Task details >>
When a line of the entries contains the word "true", report that line.

Exercise input >>
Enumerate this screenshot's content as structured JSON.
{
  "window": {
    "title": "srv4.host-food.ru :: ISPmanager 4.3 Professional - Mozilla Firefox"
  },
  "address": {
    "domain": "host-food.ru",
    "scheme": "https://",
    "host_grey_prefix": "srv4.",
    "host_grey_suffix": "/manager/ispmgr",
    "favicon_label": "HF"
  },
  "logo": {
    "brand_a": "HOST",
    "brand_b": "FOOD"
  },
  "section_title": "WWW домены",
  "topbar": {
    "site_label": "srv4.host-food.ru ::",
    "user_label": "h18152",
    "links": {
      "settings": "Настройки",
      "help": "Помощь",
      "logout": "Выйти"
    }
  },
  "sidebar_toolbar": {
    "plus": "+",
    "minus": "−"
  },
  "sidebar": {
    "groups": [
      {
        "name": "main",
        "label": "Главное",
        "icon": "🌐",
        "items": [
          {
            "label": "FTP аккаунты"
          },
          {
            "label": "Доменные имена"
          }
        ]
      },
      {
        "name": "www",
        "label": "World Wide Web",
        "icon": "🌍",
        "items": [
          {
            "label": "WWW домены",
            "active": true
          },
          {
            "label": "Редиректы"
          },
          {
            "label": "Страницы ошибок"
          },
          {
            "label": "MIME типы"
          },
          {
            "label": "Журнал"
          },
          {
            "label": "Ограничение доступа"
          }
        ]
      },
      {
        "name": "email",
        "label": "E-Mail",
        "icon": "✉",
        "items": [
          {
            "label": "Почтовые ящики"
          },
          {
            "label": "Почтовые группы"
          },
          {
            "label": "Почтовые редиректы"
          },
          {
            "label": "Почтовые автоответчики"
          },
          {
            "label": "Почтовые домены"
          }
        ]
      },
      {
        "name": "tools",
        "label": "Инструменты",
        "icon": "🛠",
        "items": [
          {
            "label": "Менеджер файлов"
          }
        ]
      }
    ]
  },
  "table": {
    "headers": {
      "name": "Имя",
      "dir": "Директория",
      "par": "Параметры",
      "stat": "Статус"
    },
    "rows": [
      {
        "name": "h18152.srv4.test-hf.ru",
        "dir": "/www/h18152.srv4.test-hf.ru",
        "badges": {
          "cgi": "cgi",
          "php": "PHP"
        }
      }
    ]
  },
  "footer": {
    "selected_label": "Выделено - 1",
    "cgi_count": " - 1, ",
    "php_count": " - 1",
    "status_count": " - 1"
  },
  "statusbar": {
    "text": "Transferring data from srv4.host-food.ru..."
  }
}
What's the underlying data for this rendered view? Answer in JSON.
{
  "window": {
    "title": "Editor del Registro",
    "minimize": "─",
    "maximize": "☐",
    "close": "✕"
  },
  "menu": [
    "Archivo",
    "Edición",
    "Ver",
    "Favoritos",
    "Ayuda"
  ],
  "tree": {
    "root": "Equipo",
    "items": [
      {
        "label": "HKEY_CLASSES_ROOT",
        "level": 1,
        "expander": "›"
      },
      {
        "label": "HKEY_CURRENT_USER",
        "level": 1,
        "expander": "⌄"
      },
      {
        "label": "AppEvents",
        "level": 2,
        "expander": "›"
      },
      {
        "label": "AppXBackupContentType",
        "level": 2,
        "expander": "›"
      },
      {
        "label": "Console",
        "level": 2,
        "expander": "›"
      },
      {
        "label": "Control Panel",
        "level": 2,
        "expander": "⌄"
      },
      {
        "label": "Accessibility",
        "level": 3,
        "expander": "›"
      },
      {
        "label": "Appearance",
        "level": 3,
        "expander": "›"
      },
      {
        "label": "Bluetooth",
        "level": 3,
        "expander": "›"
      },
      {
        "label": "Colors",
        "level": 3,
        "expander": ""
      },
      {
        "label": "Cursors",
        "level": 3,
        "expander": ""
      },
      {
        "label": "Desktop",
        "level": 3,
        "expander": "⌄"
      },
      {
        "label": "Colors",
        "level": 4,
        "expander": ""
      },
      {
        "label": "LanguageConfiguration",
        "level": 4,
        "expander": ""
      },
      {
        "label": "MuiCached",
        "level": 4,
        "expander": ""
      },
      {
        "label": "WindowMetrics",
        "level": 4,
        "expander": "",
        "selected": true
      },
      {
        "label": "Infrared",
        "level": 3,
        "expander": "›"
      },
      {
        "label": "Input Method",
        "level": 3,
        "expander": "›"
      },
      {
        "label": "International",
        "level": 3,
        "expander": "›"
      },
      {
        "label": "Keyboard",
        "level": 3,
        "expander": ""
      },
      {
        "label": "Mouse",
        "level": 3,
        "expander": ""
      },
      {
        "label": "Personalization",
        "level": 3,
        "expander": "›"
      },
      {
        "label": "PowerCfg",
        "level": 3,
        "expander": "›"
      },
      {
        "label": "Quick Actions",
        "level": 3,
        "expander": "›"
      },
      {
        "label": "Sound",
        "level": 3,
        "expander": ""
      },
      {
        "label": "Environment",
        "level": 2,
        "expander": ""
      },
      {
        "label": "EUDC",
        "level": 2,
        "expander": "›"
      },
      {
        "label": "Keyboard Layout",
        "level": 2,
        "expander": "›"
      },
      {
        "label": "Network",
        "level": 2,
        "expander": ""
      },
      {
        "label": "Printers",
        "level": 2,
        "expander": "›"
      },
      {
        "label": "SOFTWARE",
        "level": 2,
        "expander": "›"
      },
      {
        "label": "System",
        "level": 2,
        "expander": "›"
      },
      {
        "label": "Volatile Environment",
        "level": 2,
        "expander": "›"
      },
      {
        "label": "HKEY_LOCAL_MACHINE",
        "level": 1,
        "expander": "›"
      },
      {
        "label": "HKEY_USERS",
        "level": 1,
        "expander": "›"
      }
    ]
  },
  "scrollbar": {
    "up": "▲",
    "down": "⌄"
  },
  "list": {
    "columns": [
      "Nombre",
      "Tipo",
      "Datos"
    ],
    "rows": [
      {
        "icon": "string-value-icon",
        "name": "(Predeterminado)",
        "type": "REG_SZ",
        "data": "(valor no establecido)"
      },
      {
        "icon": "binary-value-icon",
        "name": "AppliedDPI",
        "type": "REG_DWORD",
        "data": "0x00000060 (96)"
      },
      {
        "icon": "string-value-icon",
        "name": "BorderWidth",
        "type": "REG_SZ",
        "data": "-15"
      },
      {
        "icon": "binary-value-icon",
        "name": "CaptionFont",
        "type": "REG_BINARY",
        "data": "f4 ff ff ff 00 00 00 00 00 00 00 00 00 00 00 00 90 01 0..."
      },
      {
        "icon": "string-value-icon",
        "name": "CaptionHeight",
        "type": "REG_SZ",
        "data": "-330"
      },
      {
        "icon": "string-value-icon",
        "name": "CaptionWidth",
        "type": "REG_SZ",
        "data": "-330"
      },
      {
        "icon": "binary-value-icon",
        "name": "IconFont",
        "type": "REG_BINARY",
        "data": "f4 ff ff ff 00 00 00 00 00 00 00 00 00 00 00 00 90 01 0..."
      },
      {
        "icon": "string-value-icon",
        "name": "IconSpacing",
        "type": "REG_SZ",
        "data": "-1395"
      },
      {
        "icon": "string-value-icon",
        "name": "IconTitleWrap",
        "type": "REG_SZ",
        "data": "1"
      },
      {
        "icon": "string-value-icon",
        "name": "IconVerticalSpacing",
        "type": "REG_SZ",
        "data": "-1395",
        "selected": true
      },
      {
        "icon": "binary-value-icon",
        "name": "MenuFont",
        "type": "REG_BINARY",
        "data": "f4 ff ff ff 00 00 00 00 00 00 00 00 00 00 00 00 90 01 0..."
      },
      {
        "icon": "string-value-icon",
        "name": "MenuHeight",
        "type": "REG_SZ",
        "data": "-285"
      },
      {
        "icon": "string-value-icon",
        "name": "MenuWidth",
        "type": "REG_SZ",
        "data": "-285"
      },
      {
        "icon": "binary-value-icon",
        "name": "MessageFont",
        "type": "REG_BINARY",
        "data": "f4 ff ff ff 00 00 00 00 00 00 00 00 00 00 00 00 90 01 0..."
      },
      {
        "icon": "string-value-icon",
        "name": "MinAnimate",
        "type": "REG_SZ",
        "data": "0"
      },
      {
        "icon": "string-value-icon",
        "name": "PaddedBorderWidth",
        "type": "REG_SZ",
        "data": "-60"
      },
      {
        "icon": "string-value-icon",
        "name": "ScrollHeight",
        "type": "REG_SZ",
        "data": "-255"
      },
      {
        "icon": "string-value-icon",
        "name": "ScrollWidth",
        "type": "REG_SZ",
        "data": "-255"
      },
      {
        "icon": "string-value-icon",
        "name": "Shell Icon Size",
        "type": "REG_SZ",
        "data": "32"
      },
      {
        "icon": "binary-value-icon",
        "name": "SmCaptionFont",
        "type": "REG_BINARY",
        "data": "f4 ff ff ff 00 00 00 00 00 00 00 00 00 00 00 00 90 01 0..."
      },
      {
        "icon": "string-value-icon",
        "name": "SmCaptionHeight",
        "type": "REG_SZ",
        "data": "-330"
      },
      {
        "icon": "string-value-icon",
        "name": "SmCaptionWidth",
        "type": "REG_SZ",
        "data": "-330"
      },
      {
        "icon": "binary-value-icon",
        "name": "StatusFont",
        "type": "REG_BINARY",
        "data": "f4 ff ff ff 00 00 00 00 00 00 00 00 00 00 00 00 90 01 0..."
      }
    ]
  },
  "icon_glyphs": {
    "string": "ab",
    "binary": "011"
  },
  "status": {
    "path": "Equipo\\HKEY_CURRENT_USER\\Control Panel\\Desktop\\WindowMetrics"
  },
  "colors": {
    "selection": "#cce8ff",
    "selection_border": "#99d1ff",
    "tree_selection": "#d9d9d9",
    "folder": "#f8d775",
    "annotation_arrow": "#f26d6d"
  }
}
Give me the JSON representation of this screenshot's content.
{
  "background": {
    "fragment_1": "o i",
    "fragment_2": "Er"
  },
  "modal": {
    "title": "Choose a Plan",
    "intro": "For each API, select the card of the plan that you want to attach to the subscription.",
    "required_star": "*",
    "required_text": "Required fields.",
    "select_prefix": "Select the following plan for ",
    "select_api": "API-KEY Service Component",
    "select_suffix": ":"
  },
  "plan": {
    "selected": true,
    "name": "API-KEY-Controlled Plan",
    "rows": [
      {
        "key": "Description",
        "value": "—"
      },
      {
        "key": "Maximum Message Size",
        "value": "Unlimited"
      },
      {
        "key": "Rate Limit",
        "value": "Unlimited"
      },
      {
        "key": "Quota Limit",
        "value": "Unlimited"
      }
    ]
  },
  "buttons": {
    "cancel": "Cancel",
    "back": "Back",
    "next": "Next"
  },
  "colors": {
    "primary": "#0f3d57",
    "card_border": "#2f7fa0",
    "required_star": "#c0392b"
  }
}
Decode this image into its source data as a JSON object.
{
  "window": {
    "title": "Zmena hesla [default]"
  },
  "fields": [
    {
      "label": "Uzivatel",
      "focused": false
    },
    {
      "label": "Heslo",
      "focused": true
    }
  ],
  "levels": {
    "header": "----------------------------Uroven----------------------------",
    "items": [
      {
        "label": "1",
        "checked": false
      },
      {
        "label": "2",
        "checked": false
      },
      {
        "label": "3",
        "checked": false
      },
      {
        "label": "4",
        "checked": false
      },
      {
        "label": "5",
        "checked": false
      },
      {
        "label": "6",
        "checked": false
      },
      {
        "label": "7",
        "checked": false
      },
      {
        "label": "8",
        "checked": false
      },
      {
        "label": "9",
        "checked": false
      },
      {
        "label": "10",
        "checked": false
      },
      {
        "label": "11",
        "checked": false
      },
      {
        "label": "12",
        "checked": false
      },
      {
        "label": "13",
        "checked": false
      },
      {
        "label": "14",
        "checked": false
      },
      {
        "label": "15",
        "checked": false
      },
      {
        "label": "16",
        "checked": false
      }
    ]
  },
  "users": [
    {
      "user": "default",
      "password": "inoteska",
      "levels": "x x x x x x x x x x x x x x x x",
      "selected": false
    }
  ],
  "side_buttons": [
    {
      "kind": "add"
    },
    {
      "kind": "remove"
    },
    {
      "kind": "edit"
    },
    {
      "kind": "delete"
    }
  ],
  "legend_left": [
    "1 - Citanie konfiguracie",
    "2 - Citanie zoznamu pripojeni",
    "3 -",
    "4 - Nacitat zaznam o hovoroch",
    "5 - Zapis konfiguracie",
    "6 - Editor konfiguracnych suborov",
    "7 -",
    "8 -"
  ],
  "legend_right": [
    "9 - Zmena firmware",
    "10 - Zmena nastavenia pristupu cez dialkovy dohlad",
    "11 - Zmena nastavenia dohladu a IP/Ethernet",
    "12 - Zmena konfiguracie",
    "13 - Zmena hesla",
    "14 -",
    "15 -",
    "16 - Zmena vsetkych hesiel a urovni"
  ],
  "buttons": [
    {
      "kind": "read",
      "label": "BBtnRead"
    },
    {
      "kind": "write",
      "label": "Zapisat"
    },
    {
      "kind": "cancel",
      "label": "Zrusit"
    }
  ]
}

Solution for this problem >>
            "active": true
        "selected": true
        "selected": true
    "selected": true,
      "focused": true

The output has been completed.